The Parks and Health study is being conducted in partnership with the National Parks Board (Singapore). It is hypothesized that the distance, size, and features of green spaces such as parks are directly and/or indirectly associated with an individual’s health and wellbeing. Therefore, this study aims to investigate how parks contribute to overall health and wellbeing; and, how parks are currently used by a population-based sample of Singaporean adults.
To achieve the study aims three work packages are underway.
Work Package 1
In the first work package – geospatial analysis – we will gather information on the attributes of parks, including their size and location. Geographic Information System (GIS) ‘layers’ provided by the National Parks Board will be used. They will be applied to regions based on the postal codes of all participants enrolled in the Singapore Population Health Study (SPHS) cohorts. At a macro level, this work package will investigate the association between parks and health and wellbeing. At a micro level, it will identify the specific attributes of parks that are associated with health behaviours, health and wellbeing. A unique aspect of the study is the use of park creation dates to enable longitudinal tests of associations between parks and health.

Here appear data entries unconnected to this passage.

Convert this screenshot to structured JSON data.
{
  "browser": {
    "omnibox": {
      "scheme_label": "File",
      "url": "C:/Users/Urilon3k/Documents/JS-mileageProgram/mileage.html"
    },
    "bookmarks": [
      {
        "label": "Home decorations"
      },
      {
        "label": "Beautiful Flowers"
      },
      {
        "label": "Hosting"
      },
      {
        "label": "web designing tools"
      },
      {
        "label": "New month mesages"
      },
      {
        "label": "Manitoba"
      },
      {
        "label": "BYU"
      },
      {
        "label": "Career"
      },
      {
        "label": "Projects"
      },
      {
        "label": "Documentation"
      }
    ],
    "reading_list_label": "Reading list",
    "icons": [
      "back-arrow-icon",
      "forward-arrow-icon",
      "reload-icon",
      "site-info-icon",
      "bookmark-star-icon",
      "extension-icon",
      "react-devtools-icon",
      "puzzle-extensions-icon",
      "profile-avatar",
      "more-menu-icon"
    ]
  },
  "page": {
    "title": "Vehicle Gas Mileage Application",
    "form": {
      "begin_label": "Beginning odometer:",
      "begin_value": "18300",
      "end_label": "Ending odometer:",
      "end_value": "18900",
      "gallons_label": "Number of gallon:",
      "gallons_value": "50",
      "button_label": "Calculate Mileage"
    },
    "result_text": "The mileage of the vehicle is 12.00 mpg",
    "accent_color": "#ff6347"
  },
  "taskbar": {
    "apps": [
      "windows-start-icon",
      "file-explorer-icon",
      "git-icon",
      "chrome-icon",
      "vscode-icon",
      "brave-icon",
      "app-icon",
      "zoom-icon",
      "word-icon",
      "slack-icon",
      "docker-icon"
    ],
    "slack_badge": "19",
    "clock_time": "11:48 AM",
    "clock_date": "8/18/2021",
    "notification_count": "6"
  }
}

Work Package 2
In the second work package, approximately 3000 participants enrolled on the SPHS cohort studies will be approached to complete a survey. It will assess their use and engagement with the built environment, especially parks, and related factors.
Work Package 3
The third work package includes objective monitoring of physical activity and location with a sub sample of n = 500 individuals who have completed the survey in Work Package 2. We will use accelerometers to monitor physical activity and a mobile application to monitor location and how participants move about their environment. The location data will be time-matched with the accelerometer data to determine physical activity within parks and other contexts.
Last updated Feb 19, 2019